[Start of Attachment]

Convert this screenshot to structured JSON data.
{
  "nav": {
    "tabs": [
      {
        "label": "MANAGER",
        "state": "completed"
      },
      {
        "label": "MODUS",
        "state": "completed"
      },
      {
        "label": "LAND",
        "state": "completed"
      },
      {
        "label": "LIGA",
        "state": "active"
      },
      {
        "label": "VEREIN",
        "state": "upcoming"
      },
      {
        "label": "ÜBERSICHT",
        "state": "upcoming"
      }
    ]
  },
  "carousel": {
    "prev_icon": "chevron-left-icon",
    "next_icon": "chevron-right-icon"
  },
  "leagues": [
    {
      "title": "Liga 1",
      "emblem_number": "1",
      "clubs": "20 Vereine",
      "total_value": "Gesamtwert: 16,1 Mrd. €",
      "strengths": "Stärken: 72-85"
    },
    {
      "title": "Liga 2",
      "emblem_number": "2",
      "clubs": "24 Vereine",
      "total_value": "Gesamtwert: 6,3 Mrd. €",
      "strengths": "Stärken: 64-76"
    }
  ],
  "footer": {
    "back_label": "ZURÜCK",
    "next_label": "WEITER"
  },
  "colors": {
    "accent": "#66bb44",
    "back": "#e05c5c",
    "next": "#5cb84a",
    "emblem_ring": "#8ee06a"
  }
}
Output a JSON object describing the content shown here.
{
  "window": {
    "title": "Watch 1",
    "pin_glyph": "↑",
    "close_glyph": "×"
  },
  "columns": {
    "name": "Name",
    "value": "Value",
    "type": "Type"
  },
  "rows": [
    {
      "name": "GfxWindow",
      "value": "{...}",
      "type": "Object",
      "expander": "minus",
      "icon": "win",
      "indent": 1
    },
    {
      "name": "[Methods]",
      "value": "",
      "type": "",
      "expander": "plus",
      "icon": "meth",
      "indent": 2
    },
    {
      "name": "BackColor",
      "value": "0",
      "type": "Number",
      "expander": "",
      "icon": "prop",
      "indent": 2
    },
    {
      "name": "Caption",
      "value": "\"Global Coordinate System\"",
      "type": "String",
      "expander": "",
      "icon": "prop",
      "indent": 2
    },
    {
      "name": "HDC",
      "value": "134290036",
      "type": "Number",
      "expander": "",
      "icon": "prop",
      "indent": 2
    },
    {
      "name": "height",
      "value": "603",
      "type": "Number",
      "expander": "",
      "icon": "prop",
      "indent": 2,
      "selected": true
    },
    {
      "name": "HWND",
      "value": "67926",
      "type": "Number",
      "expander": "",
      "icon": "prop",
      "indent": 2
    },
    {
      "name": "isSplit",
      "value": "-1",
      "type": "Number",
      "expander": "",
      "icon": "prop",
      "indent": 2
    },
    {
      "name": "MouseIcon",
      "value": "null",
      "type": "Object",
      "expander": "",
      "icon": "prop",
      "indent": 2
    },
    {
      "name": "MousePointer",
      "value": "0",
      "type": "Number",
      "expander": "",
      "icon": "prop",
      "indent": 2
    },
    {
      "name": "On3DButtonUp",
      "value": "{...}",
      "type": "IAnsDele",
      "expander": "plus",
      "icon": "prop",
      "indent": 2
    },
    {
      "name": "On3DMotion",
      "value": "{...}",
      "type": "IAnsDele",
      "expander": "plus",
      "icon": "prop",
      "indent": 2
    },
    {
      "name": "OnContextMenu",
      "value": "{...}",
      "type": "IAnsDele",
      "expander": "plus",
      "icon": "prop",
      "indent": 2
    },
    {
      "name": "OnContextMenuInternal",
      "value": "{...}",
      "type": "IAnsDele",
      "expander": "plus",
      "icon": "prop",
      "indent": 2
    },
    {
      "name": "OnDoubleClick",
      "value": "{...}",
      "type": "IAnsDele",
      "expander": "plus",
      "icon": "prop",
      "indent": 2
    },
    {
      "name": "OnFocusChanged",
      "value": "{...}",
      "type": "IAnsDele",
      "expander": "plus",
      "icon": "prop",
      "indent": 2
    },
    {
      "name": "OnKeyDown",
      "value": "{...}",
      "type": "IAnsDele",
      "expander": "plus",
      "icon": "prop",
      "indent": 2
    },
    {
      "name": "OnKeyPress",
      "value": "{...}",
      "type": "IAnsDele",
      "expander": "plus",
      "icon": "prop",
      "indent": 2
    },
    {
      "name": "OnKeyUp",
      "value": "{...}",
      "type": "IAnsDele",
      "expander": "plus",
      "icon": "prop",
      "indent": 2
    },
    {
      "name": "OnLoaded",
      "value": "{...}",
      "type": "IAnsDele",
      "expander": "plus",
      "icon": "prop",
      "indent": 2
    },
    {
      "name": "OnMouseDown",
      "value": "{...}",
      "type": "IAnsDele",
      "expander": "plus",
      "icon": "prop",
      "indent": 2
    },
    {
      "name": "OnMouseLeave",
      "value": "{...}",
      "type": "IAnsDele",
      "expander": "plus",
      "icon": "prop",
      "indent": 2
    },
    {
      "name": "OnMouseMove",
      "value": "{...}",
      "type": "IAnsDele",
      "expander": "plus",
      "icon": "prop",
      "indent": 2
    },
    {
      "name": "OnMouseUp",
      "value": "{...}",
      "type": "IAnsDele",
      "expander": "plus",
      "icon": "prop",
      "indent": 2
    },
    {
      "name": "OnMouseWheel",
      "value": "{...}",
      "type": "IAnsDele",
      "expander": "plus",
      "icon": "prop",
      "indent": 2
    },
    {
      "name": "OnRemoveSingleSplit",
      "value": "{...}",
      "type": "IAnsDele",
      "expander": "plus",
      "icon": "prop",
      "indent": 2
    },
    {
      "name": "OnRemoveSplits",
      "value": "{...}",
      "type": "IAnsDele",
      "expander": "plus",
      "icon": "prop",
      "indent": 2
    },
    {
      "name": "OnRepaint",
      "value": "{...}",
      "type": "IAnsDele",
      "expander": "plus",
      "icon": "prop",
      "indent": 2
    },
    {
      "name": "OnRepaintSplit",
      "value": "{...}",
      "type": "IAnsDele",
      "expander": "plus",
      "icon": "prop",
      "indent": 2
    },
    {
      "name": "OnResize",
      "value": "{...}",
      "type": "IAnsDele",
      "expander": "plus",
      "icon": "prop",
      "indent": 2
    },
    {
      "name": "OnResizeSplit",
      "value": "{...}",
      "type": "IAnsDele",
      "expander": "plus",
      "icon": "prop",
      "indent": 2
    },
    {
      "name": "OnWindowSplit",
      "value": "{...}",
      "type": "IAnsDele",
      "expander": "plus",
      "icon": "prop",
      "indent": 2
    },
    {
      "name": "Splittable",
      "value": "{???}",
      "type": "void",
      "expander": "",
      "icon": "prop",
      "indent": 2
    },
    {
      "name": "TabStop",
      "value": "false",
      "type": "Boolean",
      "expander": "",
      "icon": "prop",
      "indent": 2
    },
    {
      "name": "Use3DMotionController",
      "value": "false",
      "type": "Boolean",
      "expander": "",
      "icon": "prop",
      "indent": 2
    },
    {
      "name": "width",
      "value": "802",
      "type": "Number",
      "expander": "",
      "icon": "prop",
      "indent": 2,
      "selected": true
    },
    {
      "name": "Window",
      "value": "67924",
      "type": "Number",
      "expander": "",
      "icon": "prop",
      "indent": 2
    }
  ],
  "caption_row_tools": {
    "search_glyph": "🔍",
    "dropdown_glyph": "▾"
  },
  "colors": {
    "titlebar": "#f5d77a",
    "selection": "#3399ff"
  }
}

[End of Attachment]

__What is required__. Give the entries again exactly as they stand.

__Response to this exercise__.
Convert this screenshot to structured JSON data.
{
  "nav": {
    "tabs": [
      {
        "label": "MANAGER",
        "state": "completed"
      },
      {
        "label": "MODUS",
        "state": "completed"
      },
      {
        "label": "LAND",
        "state": "completed"
      },
      {
        "label": "LIGA",
        "state": "active"
      },
      {
        "label": "VEREIN",
        "state": "upcoming"
      },
      {
        "label": "ÜBERSICHT",
        "state": "upcoming"
      }
    ]
  },
  "carousel": {
    "prev_icon": "chevron-left-icon",
    "next_icon": "chevron-right-icon"
  },
  "leagues": [
    {
      "title": "Liga 1",
      "emblem_number": "1",
      "clubs": "20 Vereine",
      "total_value": "Gesamtwert: 16,1 Mrd. €",
      "strengths": "Stärken: 72-85"
    },
    {
      "title": "Liga 2",
      "emblem_number": "2",
      "clubs": "24 Vereine",
      "total_value": "Gesamtwert: 6,3 Mrd. €",
      "strengths": "Stärken: 64-76"
    }
  ],
  "footer": {
    "back_label": "ZURÜCK",
    "next_label": "WEITER"
  },
  "colors": {
    "accent": "#66bb44",
    "back": "#e05c5c",
    "next": "#5cb84a",
    "emblem_ring": "#8ee06a"
  }
}
Output a JSON object describing the content shown here.
{
  "window": {
    "title": "Watch 1",
    "pin_glyph": "↑",
    "close_glyph": "×"
  },
  "columns": {
    "name": "Name",
    "value": "Value",
    "type": "Type"
  },
  "rows": [
    {
      "name": "GfxWindow",
      "value": "{...}",
      "type": "Object",
      "expander": "minus",
      "icon": "win",
      "indent": 1
    },
    {
      "name": "[Methods]",
      "value": "",
      "type": "",
      "expander": "plus",
      "icon": "meth",
      "indent": 2
    },
    {
      "name": "BackColor",
      "value": "0",
      "type": "Number",
      "expander": "",
      "icon": "prop",
      "indent": 2
    },
    {
      "name": "Caption",
      "value": "\"Global Coordinate System\"",
      "type": "String",
      "expander": "",
      "icon": "prop",
      "indent": 2
    },
    {
      "name": "HDC",
      "value": "134290036",
      "type": "Number",
      "expander": "",
      "icon": "prop",
      "indent": 2
    },
    {
      "name": "height",
      "value": "603",
      "type": "Number",
      "expander": "",
      "icon": "prop",
      "indent": 2,
      "selected": true
    },
    {
      "name": "HWND",
      "value": "67926",
      "type": "Number",
      "expander": "",
      "icon": "prop",
      "indent": 2
    },
    {
      "name": "isSplit",
      "value": "-1",
      "type": "Number",
      "expander": "",
      "icon": "prop",
      "indent": 2
    },
    {
      "name": "MouseIcon",
      "value": "null",
      "type": "Object",
      "expander": "",
      "icon": "prop",
      "indent": 2
    },
    {
      "name": "MousePointer",
      "value": "0",
      "type": "Number",
      "expander": "",
      "icon": "prop",
      "indent": 2
    },
    {
      "name": "On3DButtonUp",
      "value": "{...}",
      "type": "IAnsDele",
      "expander": "plus",
      "icon": "prop",
      "indent": 2
    },
    {
      "name": "On3DMotion",
      "value": "{...}",
      "type": "IAnsDele",
      "expander": "plus",
      "icon": "prop",
      "indent": 2
    },
    {
      "name": "OnContextMenu",
      "value": "{...}",
      "type": "IAnsDele",
      "expander": "plus",
      "icon": "prop",
      "indent": 2
    },
    {
      "name": "OnContextMenuInternal",
      "value": "{...}",
      "type": "IAnsDele",
      "expander": "plus",
      "icon": "prop",
      "indent": 2
    },
    {
      "name": "OnDoubleClick",
      "value": "{...}",
      "type": "IAnsDele",
      "expander": "plus",
      "icon": "prop",
      "indent": 2
    },
    {
      "name": "OnFocusChanged",
      "value": "{...}",
      "type": "IAnsDele",
      "expander": "plus",
      "icon": "prop",
      "indent": 2
    },
    {
      "name": "OnKeyDown",
      "value": "{...}",
      "type": "IAnsDele",
      "expander": "plus",
      "icon": "prop",
      "indent": 2
    },
    {
      "name": "OnKeyPress",
      "value": "{...}",
      "type": "IAnsDele",
      "expander": "plus",
      "icon": "prop",
      "indent": 2
    },
    {
      "name": "OnKeyUp",
      "value": "{...}",
      "type": "IAnsDele",
      "expander": "plus",
      "icon": "prop",
      "indent": 2
    },
    {
      "name": "OnLoaded",
      "value": "{...}",
      "type": "IAnsDele",
      "expander": "plus",
      "icon": "prop",
      "indent": 2
    },
    {
      "name": "OnMouseDown",
      "value": "{...}",
      "type": "IAnsDele",
      "expander": "plus",
      "icon": "prop",
      "indent": 2
    },
    {
      "name": "OnMouseLeave",
      "value": "{...}",
      "type": "IAnsDele",
      "expander": "plus",
      "icon": "prop",
      "indent": 2
    },
    {
      "name": "OnMouseMove",
      "value": "{...}",
      "type": "IAnsDele",
      "expander": "plus",
      "icon": "prop",
      "indent": 2
    },
    {
      "name": "OnMouseUp",
      "value": "{...}",
      "type": "IAnsDele",
      "expander": "plus",
      "icon": "prop",
      "indent": 2
    },
    {
      "name": "OnMouseWheel",
      "value": "{...}",
      "type": "IAnsDele",
      "expander": "plus",
      "icon": "prop",
      "indent": 2
    },
    {
      "name": "OnRemoveSingleSplit",
      "value": "{...}",
      "type": "IAnsDele",
      "expander": "plus",
      "icon": "prop",
      "indent": 2
    },
    {
      "name": "OnRemoveSplits",
      "value": "{...}",
      "type": "IAnsDele",
      "expander": "plus",
      "icon": "prop",
      "indent": 2
    },
    {
      "name": "OnRepaint",
      "value": "{...}",
      "type": "IAnsDele",
      "expander": "plus",
      "icon": "prop",
      "indent": 2
    },
    {
      "name": "OnRepaintSplit",
      "value": "{...}",
      "type": "IAnsDele",
      "expander": "plus",
      "icon": "prop",
      "indent": 2
    },
    {
      "name": "OnResize",
      "value": "{...}",
      "type": "IAnsDele",
      "expander": "plus",
      "icon": "prop",
      "indent": 2
    },
    {
      "name": "OnResizeSplit",
      "value": "{...}",
      "type": "IAnsDele",
      "expander": "plus",
      "icon": "prop",
      "indent": 2
    },
    {
      "name": "OnWindowSplit",
      "value": "{...}",
      "type": "IAnsDele",
      "expander": "plus",
      "icon": "prop",
      "indent": 2
    },
    {
      "name": "Splittable",
      "value": "{???}",
      "type": "void",
      "expander": "",
      "icon": "prop",
      "indent": 2
    },
    {
      "name": "TabStop",
      "value": "false",
      "type": "Boolean",
      "expander": "",
      "icon": "prop",
      "indent": 2
    },
    {
      "name": "Use3DMotionController",
      "value": "false",
      "type": "Boolean",
      "expander": "",
      "icon": "prop",
      "indent": 2
    },
    {
      "name": "width",
      "value": "802",
      "type": "Number",
      "expander": "",
      "icon": "prop",
      "indent": 2,
      "selected": true
    },
    {
      "name": "Window",
      "value": "67924",
      "type": "Number",
      "expander": "",
      "icon": "prop",
      "indent": 2
    }
  ],
  "caption_row_tools": {
    "search_glyph": "🔍",
    "dropdown_glyph": "▾"
  },
  "colors": {
    "titlebar": "#f5d77a",
    "selection": "#3399ff"
  }
}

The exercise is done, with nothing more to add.